Go through the material and pull out every line with the string "this" in it.
+---+
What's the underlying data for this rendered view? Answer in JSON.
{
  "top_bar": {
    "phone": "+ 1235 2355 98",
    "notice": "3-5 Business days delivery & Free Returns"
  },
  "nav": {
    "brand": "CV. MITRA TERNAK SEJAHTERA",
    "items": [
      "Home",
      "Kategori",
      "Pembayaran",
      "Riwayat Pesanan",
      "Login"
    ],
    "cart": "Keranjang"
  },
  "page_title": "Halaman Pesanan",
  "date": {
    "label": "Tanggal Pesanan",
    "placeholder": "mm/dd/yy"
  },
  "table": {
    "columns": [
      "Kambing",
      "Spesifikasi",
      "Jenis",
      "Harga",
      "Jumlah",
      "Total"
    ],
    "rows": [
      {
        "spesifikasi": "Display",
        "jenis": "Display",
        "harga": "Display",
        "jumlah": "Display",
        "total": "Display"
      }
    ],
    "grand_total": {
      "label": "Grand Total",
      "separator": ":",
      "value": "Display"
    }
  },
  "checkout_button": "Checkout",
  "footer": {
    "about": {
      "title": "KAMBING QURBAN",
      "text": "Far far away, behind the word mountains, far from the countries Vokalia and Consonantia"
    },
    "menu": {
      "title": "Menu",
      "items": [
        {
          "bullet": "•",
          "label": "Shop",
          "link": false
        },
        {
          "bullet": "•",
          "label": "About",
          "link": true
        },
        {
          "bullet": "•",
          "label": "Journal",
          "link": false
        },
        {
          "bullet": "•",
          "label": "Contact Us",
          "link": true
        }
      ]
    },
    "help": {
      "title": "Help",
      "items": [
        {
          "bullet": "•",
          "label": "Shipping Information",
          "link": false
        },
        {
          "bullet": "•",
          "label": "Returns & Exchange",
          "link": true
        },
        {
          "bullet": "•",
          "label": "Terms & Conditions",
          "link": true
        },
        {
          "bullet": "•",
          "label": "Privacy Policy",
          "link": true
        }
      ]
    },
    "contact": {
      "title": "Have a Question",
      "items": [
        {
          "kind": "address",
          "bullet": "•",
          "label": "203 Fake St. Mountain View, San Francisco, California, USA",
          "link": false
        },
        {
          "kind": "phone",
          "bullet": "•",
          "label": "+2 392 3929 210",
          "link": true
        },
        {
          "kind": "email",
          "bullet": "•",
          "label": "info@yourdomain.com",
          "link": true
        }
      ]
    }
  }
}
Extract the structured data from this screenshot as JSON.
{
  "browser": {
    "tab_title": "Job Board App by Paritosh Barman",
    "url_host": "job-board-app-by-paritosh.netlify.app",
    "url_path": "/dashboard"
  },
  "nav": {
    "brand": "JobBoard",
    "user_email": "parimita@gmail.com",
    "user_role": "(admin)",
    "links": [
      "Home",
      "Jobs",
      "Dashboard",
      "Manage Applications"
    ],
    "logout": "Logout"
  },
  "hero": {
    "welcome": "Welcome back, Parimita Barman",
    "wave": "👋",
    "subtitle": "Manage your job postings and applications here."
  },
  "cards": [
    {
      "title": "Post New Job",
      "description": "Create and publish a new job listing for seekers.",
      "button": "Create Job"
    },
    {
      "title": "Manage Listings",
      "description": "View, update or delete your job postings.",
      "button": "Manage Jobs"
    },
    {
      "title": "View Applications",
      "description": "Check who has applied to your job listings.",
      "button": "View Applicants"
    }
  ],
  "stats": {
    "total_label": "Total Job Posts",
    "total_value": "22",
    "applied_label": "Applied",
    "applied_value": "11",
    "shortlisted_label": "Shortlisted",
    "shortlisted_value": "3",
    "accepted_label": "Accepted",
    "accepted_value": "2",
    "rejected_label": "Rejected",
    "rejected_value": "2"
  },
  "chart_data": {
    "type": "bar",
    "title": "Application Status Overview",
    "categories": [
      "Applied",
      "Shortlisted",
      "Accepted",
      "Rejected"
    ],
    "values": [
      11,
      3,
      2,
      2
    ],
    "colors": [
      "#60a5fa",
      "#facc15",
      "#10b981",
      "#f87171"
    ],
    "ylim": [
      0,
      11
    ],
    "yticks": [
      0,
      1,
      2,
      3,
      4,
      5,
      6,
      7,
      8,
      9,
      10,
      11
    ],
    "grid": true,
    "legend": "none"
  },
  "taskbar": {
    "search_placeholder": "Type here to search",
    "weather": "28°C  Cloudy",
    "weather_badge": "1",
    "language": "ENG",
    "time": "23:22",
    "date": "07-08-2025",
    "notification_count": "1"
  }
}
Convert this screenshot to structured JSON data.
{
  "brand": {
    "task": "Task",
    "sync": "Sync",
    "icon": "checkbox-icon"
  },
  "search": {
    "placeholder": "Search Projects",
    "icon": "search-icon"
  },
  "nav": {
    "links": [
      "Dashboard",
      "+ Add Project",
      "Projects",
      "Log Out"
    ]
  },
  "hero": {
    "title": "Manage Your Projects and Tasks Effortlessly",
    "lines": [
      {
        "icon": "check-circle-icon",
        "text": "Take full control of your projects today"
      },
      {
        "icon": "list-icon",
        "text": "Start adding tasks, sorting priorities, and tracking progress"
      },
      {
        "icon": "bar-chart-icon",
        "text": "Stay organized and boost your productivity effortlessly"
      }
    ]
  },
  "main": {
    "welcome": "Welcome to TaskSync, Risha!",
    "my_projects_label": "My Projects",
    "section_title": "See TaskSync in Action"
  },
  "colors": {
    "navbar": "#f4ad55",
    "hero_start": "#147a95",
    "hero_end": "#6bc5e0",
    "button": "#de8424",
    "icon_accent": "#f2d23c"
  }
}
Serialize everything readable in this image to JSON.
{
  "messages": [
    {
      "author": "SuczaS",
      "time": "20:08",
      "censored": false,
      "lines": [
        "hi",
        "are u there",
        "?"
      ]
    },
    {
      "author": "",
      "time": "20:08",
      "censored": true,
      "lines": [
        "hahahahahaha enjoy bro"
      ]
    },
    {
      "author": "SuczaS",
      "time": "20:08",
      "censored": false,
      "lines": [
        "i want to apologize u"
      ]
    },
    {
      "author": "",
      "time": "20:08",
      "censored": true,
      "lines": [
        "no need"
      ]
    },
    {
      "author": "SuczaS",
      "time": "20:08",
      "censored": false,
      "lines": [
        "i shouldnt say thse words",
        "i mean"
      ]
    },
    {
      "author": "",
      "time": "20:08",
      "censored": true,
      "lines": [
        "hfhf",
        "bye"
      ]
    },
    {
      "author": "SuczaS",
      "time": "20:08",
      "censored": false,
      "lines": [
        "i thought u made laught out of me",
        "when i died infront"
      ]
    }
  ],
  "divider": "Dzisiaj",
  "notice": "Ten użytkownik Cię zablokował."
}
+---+
> [Problem solution]:
What's the underlying data for this rendered view? Answer in JSON.
Extract the structured data from this screenshot as JSON.
Convert this screenshot to structured JSON data.
Serialize everything readable in this image to JSON.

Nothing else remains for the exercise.